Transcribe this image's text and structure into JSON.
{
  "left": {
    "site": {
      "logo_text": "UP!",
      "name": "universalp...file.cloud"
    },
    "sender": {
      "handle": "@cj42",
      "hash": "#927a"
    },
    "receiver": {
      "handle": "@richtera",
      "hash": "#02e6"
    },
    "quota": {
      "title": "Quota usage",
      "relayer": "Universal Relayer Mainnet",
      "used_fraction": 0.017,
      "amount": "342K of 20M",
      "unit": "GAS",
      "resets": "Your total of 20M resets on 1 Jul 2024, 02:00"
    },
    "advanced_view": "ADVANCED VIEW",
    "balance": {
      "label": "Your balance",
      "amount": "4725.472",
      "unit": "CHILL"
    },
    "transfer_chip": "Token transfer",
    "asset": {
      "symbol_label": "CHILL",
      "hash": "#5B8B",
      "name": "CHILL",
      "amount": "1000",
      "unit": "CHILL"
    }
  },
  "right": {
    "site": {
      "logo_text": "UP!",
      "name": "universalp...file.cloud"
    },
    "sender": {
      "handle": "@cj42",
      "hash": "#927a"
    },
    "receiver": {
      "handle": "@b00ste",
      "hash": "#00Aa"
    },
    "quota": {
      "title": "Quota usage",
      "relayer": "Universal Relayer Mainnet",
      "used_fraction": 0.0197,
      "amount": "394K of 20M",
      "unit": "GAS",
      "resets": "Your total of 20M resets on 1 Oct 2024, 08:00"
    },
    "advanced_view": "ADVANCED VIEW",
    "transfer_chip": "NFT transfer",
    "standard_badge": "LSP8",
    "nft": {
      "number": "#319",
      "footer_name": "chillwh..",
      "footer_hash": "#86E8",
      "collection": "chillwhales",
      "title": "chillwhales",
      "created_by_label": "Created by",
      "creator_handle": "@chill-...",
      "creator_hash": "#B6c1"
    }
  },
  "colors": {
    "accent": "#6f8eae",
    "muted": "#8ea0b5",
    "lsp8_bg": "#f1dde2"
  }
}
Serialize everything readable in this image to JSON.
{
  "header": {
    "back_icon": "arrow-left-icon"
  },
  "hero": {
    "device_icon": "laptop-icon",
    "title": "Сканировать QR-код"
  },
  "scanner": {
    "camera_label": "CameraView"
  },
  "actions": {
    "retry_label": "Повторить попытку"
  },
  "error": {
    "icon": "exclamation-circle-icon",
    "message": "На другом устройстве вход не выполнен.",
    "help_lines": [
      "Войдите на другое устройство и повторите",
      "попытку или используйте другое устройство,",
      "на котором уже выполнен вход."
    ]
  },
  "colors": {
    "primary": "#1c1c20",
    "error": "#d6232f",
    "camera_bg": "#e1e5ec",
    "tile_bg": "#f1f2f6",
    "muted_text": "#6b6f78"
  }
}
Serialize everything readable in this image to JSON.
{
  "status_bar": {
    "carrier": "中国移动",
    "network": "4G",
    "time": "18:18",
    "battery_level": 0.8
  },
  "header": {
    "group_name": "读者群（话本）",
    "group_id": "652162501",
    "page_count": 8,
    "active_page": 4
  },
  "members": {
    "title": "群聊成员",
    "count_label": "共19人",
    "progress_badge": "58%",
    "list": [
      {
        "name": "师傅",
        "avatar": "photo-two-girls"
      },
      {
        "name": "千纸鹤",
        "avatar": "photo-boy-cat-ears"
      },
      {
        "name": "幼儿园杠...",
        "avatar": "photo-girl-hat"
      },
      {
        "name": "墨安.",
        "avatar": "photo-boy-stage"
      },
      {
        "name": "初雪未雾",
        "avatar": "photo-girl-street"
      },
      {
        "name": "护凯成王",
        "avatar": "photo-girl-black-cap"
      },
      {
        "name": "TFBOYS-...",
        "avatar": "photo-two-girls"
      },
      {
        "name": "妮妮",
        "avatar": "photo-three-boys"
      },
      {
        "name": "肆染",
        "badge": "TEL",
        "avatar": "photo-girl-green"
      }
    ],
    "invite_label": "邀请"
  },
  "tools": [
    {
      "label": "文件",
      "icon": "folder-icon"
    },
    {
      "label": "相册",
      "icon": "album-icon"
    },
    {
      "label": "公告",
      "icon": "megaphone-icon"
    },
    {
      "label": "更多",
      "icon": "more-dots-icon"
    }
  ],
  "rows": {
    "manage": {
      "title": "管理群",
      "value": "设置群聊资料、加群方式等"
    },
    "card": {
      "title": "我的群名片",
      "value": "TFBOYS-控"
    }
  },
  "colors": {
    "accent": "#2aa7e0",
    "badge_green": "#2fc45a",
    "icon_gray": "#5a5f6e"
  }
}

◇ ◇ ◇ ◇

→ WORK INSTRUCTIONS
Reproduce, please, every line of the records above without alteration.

→ TASK RESULT
Transcribe this image's text and structure into JSON.
{
  "left": {
    "site": {
      "logo_text": "UP!",
      "name": "universalp...file.cloud"
    },
    "sender": {
      "handle": "@cj42",
      "hash": "#927a"
    },
    "receiver": {
      "handle": "@richtera",
      "hash": "#02e6"
    },
    "quota": {
      "title": "Quota usage",
      "relayer": "Universal Relayer Mainnet",
      "used_fraction": 0.017,
      "amount": "342K of 20M",
      "unit": "GAS",
      "resets": "Your total of 20M resets on 1 Jul 2024, 02:00"
    },
    "advanced_view": "ADVANCED VIEW",
    "balance": {
      "label": "Your balance",
      "amount": "4725.472",
      "unit": "CHILL"
    },
    "transfer_chip": "Token transfer",
    "asset": {
      "symbol_label": "CHILL",
      "hash": "#5B8B",
      "name": "CHILL",
      "amount": "1000",
      "unit": "CHILL"
    }
  },
  "right": {
    "site": {
      "logo_text": "UP!",
      "name": "universalp...file.cloud"
    },
    "sender": {
      "handle": "@cj42",
      "hash": "#927a"
    },
    "receiver": {
      "handle": "@b00ste",
      "hash": "#00Aa"
    },
    "quota": {
      "title": "Quota usage",
      "relayer": "Universal Relayer Mainnet",
      "used_fraction": 0.0197,
      "amount": "394K of 20M",
      "unit": "GAS",
      "resets": "Your total of 20M resets on 1 Oct 2024, 08:00"
    },
    "advanced_view": "ADVANCED VIEW",
    "transfer_chip": "NFT transfer",
    "standard_badge": "LSP8",
    "nft": {
      "number": "#319",
      "footer_name": "chillwh..",
      "footer_hash": "#86E8",
      "collection": "chillwhales",
      "title": "chillwhales",
      "created_by_label": "Created by",
      "creator_handle": "@chill-...",
      "creator_hash": "#B6c1"
    }
  },
  "colors": {
    "accent": "#6f8eae",
    "muted": "#8ea0b5",
    "lsp8_bg": "#f1dde2"
  }
}
Serialize everything readable in this image to JSON.
{
  "header": {
    "back_icon": "arrow-left-icon"
  },
  "hero": {
    "device_icon": "laptop-icon",
    "title": "Сканировать QR-код"
  },
  "scanner": {
    "camera_label": "CameraView"
  },
  "actions": {
    "retry_label": "Повторить попытку"
  },
  "error": {
    "icon": "exclamation-circle-icon",
    "message": "На другом устройстве вход не выполнен.",
    "help_lines": [
      "Войдите на другое устройство и повторите",
      "попытку или используйте другое устройство,",
      "на котором уже выполнен вход."
    ]
  },
  "colors": {
    "primary": "#1c1c20",
    "error": "#d6232f",
    "camera_bg": "#e1e5ec",
    "tile_bg": "#f1f2f6",
    "muted_text": "#6b6f78"
  }
}
Serialize everything readable in this image to JSON.
{
  "status_bar": {
    "carrier": "中国移动",
    "network": "4G",
    "time": "18:18",
    "battery_level": 0.8
  },
  "header": {
    "group_name": "读者群（话本）",
    "group_id": "652162501",
    "page_count": 8,
    "active_page": 4
  },
  "members": {
    "title": "群聊成员",
    "count_label": "共19人",
    "progress_badge": "58%",
    "list": [
      {
        "name": "师傅",
        "avatar": "photo-two-girls"
      },
      {
        "name": "千纸鹤",
        "avatar": "photo-boy-cat-ears"
      },
      {
        "name": "幼儿园杠...",
        "avatar": "photo-girl-hat"
      },
      {
        "name": "墨安.",
        "avatar": "photo-boy-stage"
      },
      {
        "name": "初雪未雾",
        "avatar": "photo-girl-street"
      },
      {
        "name": "护凯成王",
        "avatar": "photo-girl-black-cap"
      },
      {
        "name": "TFBOYS-...",
        "avatar": "photo-two-girls"
      },
      {
        "name": "妮妮",
        "avatar": "photo-three-boys"
      },
      {
        "name": "肆染",
        "badge": "TEL",
        "avatar": "photo-girl-green"
      }
    ],
    "invite_label": "邀请"
  },
  "tools": [
    {
      "label": "文件",
      "icon": "folder-icon"
    },
    {
      "label": "相册",
      "icon": "album-icon"
    },
    {
      "label": "公告",
      "icon": "megaphone-icon"
    },
    {
      "label": "更多",
      "icon": "more-dots-icon"
    }
  ],
  "rows": {
    "manage": {
      "title": "管理群",
      "value": "设置群聊资料、加群方式等"
    },
    "card": {
      "title": "我的群名片",
      "value": "TFBOYS-控"
    }
  },
  "colors": {
    "accent": "#2aa7e0",
    "badge_green": "#2fc45a",
    "icon_gray": "#5a5f6e"
  }
}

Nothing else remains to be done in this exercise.